This ambitious book presents an across-the-board study of medicine, in any urban centre, for any period of British history. By selecting Wakefield and Huddersfield as contrasting types of northern towns, and examining in details their systems of medical care, Dr Marland has written a local history that says something important about the country as a whole. Wakefield and Huddersfield contrasted in their economic demographic and social development during the late eighteenth and early nineteenth centuries, allowing an effective comparative analysis of medical facilities in the two communities.

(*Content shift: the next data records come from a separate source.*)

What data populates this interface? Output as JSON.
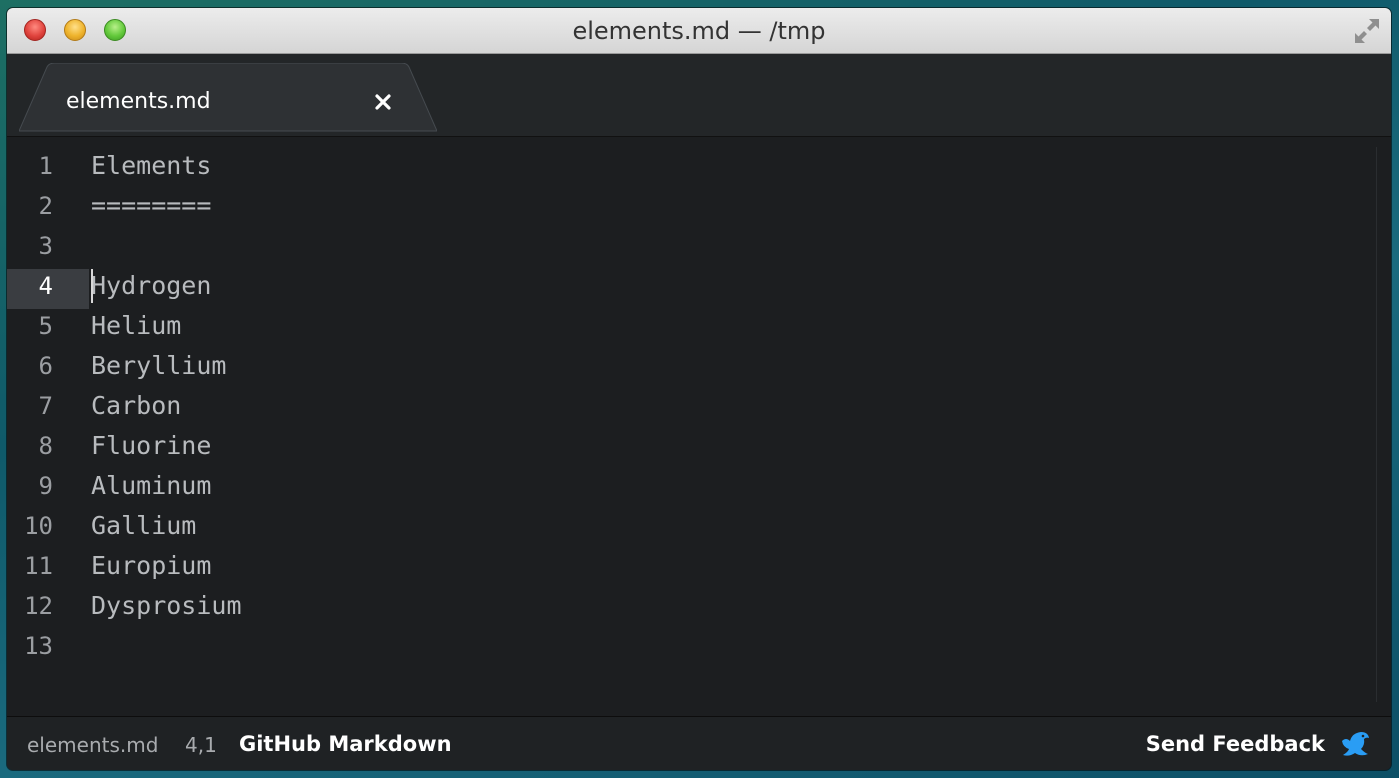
{
  "window": {
    "title": "elements.md — /tmp"
  },
  "tabs": [
    {
      "label": "elements.md",
      "close_glyph": "×"
    }
  ],
  "editor": {
    "current_line": 4,
    "lines": [
      {
        "number": "1",
        "text": "Elements"
      },
      {
        "number": "2",
        "text": "========"
      },
      {
        "number": "3",
        "text": ""
      },
      {
        "number": "4",
        "text": "Hydrogen"
      },
      {
        "number": "5",
        "text": "Helium"
      },
      {
        "number": "6",
        "text": "Beryllium"
      },
      {
        "number": "7",
        "text": "Carbon"
      },
      {
        "number": "8",
        "text": "Fluorine"
      },
      {
        "number": "9",
        "text": "Aluminum"
      },
      {
        "number": "10",
        "text": "Gallium"
      },
      {
        "number": "11",
        "text": "Europium"
      },
      {
        "number": "12",
        "text": "Dysprosium"
      },
      {
        "number": "13",
        "text": ""
      }
    ]
  },
  "status": {
    "file": "elements.md",
    "position": "4,1",
    "syntax": "GitHub Markdown",
    "feedback": "Send Feedback"
  },
  "colors": {
    "accent": "#2a9df4",
    "editor_bg": "#1c1e20",
    "text": "#b8bbbe"
  },
  "icons": [
    "close-icon",
    "minimize-icon",
    "zoom-icon",
    "fullscreen-icon",
    "tab-close-icon",
    "bird-icon"
  ]
}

By drawing on diverse sources: from Poor Law and philanthropy to self-help organisations, fringe medicine and medical practice, the book places the development of medical services against the backdrop of the communities in which they evolved, their class structure, organization and social, civic and economic developments.
|Publisher:||Cambridge University Press|
|Series:||Cambridge Studies in the History of Medicine Series|
|Product dimensions:||6.00(w) x 9.00(h) x 1.40(d)|
Table of Contents
1. Introduction; 2. Wakefield and Huddersfield: aspects of their economic, civic and social activities, circa 1780-1870; 3. Poor Law medical relief; 4. The medical charities of Wakefield and Huddersfield; 5. Medical relief and the friendly societies; 6. Fringe medical practice; 7. The medical profession in Wakefield and Huddersfield: occupational and social characteristics; 8. The medical profession in Wakefield and Huddersfield: professional and social activities; 9. Conclusion.